Squeeing like an overexcited fangirl…

I recently attended a regional conference for school librarians that has changed my life and, unwittingly, the lives of my family members.

Keynote speaker, Shannon McClintock Miller, challenged the other members of the audience and I to utilize the technology at our fingertips to do what the library has always done – connect readers to new people, places, and ideas.  Throughout her engaging presentation, she managed to casually mention the names of some of my biggest author crushes as she described her social media interactions while managing to maintain her wholesome, Midwest persona.

Why hadn’t I done this?  Why hadn’t I connected with or even attempted to connect with the people whose books inspire me, my children, and my students each and every day?

Like many out there, I’m a bit of a social media junkie.  I often begin and end my days with Facebook.  Twitter and Instagram are downloaded to my iPhone, though Snapchat is a bit too “youthful” for this over-30 mother-of-two.  Why was I wasting my time browsing the posts of people I never talked to in high school when I could be swooning over picture book authors?

And that’s when the conference fell apart for me and I began to find my biblio|parenting voice.

Instead of giving my complete and total attention to the session speakers (as I would ask of my students), I began obsessively searching Facebook for authors to friend (the verb).

Why was I doing this?

At first, I’ll admit, I was on a bit of a Facebook-stalking kind-of high.  Librarian searching skills do apply to social media too, you know…

Then, I made an actual connection.

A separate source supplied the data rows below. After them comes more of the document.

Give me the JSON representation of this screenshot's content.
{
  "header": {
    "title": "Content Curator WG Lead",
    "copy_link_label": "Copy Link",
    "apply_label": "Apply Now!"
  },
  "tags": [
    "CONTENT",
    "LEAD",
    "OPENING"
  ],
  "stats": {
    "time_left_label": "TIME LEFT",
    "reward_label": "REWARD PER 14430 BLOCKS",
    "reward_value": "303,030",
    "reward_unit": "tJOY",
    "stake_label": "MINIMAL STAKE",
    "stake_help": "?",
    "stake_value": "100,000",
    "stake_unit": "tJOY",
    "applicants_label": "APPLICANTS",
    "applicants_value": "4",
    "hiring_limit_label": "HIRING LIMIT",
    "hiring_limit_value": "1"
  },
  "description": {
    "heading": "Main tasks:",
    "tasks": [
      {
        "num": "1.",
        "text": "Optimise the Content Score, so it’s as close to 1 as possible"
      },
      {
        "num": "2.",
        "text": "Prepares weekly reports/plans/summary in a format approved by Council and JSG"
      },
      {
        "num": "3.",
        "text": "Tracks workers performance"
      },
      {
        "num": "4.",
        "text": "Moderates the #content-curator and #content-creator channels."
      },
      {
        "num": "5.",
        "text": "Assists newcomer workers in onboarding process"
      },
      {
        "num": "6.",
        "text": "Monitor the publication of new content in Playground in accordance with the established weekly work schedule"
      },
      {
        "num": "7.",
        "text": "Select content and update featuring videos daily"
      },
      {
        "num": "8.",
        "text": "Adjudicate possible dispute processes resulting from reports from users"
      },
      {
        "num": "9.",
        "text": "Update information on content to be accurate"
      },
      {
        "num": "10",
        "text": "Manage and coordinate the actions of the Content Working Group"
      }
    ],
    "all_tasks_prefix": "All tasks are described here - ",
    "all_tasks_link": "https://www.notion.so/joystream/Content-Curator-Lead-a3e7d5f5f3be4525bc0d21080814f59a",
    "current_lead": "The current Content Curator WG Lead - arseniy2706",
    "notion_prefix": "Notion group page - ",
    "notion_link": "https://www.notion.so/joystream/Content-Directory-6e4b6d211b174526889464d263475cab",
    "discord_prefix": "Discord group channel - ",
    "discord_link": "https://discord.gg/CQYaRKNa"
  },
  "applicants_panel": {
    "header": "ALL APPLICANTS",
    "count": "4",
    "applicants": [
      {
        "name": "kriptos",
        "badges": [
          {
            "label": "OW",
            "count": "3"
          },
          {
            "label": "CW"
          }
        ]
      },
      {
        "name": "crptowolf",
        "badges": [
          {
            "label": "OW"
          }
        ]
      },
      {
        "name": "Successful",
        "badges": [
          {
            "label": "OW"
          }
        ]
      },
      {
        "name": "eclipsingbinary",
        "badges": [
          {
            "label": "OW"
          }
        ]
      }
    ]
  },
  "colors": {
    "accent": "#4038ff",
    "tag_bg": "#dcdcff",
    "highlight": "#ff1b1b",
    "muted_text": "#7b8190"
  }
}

Thank you, author Nina Laden, for taking a chance on a random friend request and opening a line of communication…


I had connected.  With an actual author.

The overexcited fangirl in me squee-ed!!!

And then, the adult took over.  I had accomplished my goal.  Now what?